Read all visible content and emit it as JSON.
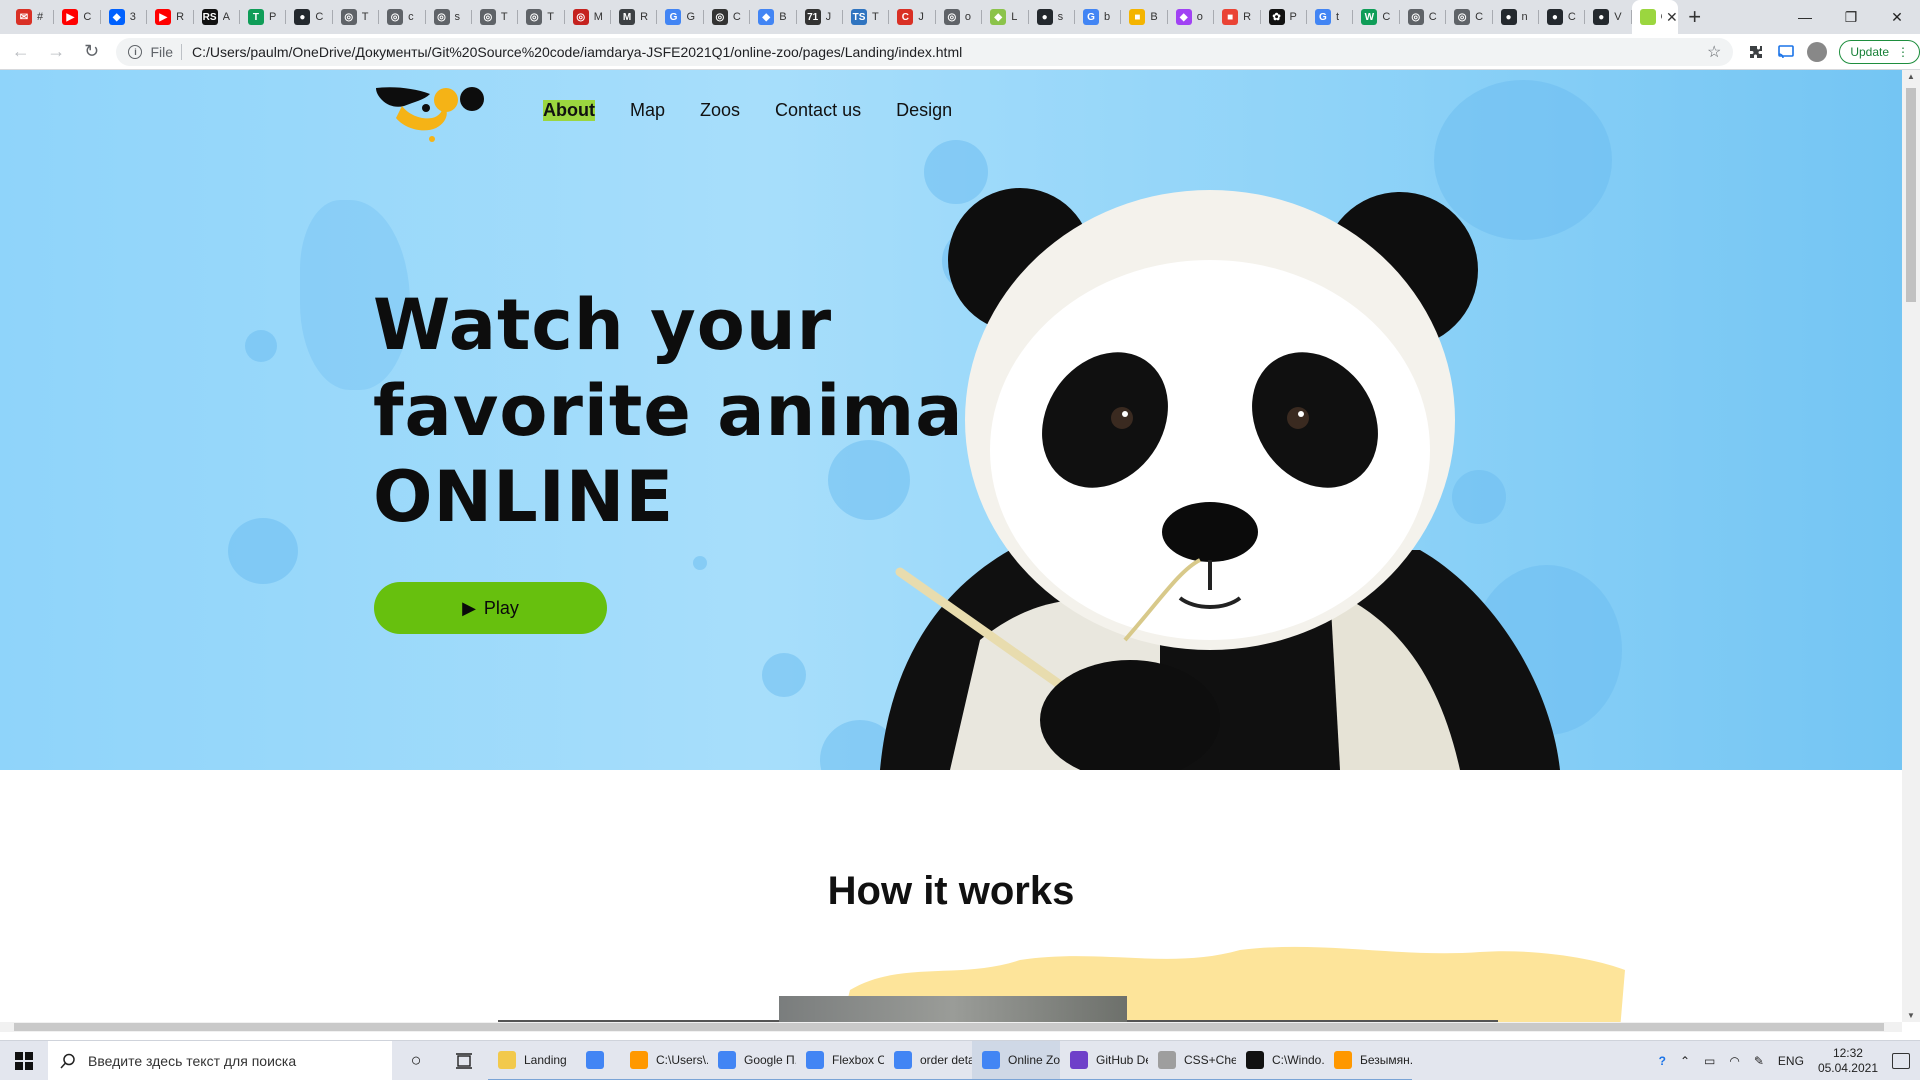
{
  "browser": {
    "tabs": [
      {
        "label": "#",
        "color": "#d93025",
        "glyph": "✉"
      },
      {
        "label": "C",
        "color": "#ff0000",
        "glyph": "▶"
      },
      {
        "label": "3",
        "color": "#0061fe",
        "glyph": "◆"
      },
      {
        "label": "R",
        "color": "#ff0000",
        "glyph": "▶"
      },
      {
        "label": "A",
        "color": "#111111",
        "glyph": "RS"
      },
      {
        "label": "P",
        "color": "#0f9d58",
        "glyph": "T"
      },
      {
        "label": "C",
        "color": "#24292e",
        "glyph": "●"
      },
      {
        "label": "T",
        "color": "#5f6368",
        "glyph": "◎"
      },
      {
        "label": "c",
        "color": "#5f6368",
        "glyph": "◎"
      },
      {
        "label": "s",
        "color": "#5f6368",
        "glyph": "◎"
      },
      {
        "label": "T",
        "color": "#5f6368",
        "glyph": "◎"
      },
      {
        "label": "T",
        "color": "#5f6368",
        "glyph": "◎"
      },
      {
        "label": "M",
        "color": "#c5221f",
        "glyph": "◎"
      },
      {
        "label": "R",
        "color": "#3c4043",
        "glyph": "M"
      },
      {
        "label": "G",
        "color": "#4285f4",
        "glyph": "G"
      },
      {
        "label": "C",
        "color": "#333333",
        "glyph": "◎"
      },
      {
        "label": "B",
        "color": "#4285f4",
        "glyph": "◆"
      },
      {
        "label": "J",
        "color": "#333333",
        "glyph": "71"
      },
      {
        "label": "T",
        "color": "#2f74c0",
        "glyph": "TS"
      },
      {
        "label": "J",
        "color": "#d93025",
        "glyph": "C"
      },
      {
        "label": "o",
        "color": "#5f6368",
        "glyph": "◎"
      },
      {
        "label": "L",
        "color": "#8bc34a",
        "glyph": "◆"
      },
      {
        "label": "s",
        "color": "#24292e",
        "glyph": "●"
      },
      {
        "label": "b",
        "color": "#4285f4",
        "glyph": "G"
      },
      {
        "label": "B",
        "color": "#f4b400",
        "glyph": "■"
      },
      {
        "label": "o",
        "color": "#a142f4",
        "glyph": "◆"
      },
      {
        "label": "R",
        "color": "#ea4335",
        "glyph": "■"
      },
      {
        "label": "P",
        "color": "#111111",
        "glyph": "✿"
      },
      {
        "label": "t",
        "color": "#4285f4",
        "glyph": "G"
      },
      {
        "label": "C",
        "color": "#0f9d58",
        "glyph": "W"
      },
      {
        "label": "C",
        "color": "#5f6368",
        "glyph": "◎"
      },
      {
        "label": "C",
        "color": "#5f6368",
        "glyph": "◎"
      },
      {
        "label": "n",
        "color": "#24292e",
        "glyph": "●"
      },
      {
        "label": "C",
        "color": "#24292e",
        "glyph": "●"
      },
      {
        "label": "V",
        "color": "#24292e",
        "glyph": "●"
      }
    ],
    "active_tab": {
      "label": "O",
      "close": "✕"
    },
    "new_tab": "+",
    "window_controls": {
      "minimize": "—",
      "restore": "❐",
      "close": "✕"
    },
    "toolbar": {
      "back": "←",
      "forward": "→",
      "reload": "↻",
      "info": "i",
      "scheme": "File",
      "url": "C:/Users/paulm/OneDrive/Документы/Git%20Source%20code/iamdarya-JSFE2021Q1/online-zoo/pages/Landing/index.html",
      "star": "☆",
      "update_label": "Update",
      "update_menu": "⋮"
    }
  },
  "page": {
    "nav": [
      "About",
      "Map",
      "Zoos",
      "Contact us",
      "Design"
    ],
    "headline": [
      "Watch your",
      "favorite animal",
      "ONLINE"
    ],
    "play_label": "Play",
    "play_icon": "▶",
    "section_title": "How it works",
    "colors": {
      "hero_bg": "#a7defb",
      "accent_green": "#67c00e",
      "nav_active_bg": "#9bd63f",
      "logo_yellow": "#f5b316",
      "paint_yellow": "#fde49a"
    }
  },
  "taskbar": {
    "search_placeholder": "Введите здесь текст для поиска",
    "apps": [
      {
        "label": "Landing",
        "color": "#f2c94c",
        "active": false
      },
      {
        "label": "",
        "color": "#4285f4",
        "active": false
      },
      {
        "label": "C:\\Users\\...",
        "color": "#ff9800",
        "active": false
      },
      {
        "label": "Google П...",
        "color": "#4285f4",
        "active": false
      },
      {
        "label": "Flexbox C...",
        "color": "#4285f4",
        "active": false
      },
      {
        "label": "order deta...",
        "color": "#4285f4",
        "active": false
      },
      {
        "label": "Online Zo...",
        "color": "#4285f4",
        "active": true
      },
      {
        "label": "GitHub De...",
        "color": "#6e40c9",
        "active": false
      },
      {
        "label": "CSS+Chea...",
        "color": "#9e9e9e",
        "active": false
      },
      {
        "label": "C:\\Windo...",
        "color": "#111111",
        "active": false
      },
      {
        "label": "Безымян...",
        "color": "#ff9800",
        "active": false
      }
    ],
    "tray": {
      "lang": "ENG",
      "time": "12:32",
      "date": "05.04.2021"
    }
  }
}
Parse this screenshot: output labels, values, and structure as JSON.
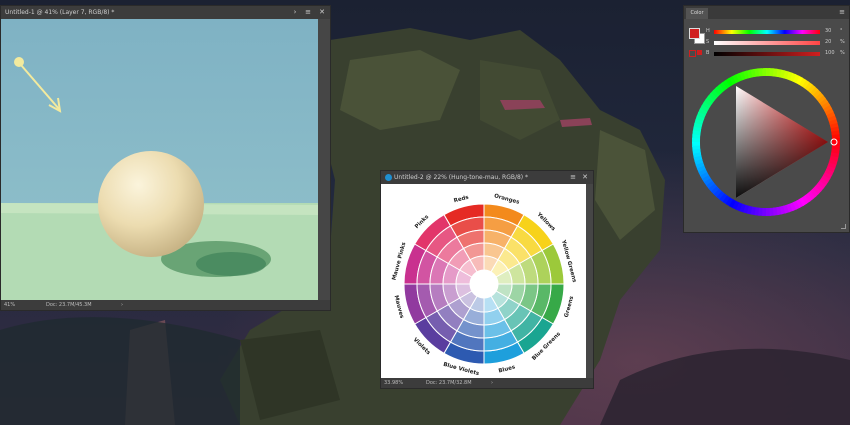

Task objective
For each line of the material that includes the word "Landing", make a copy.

Written solution
      "url": "C:/Users/paulm/OneDrive/Документы/Git%20Source%20code/iamdarya-JSFE2021Q1/online-zoo/pages/Landing/index.html",
        "label": "Landing",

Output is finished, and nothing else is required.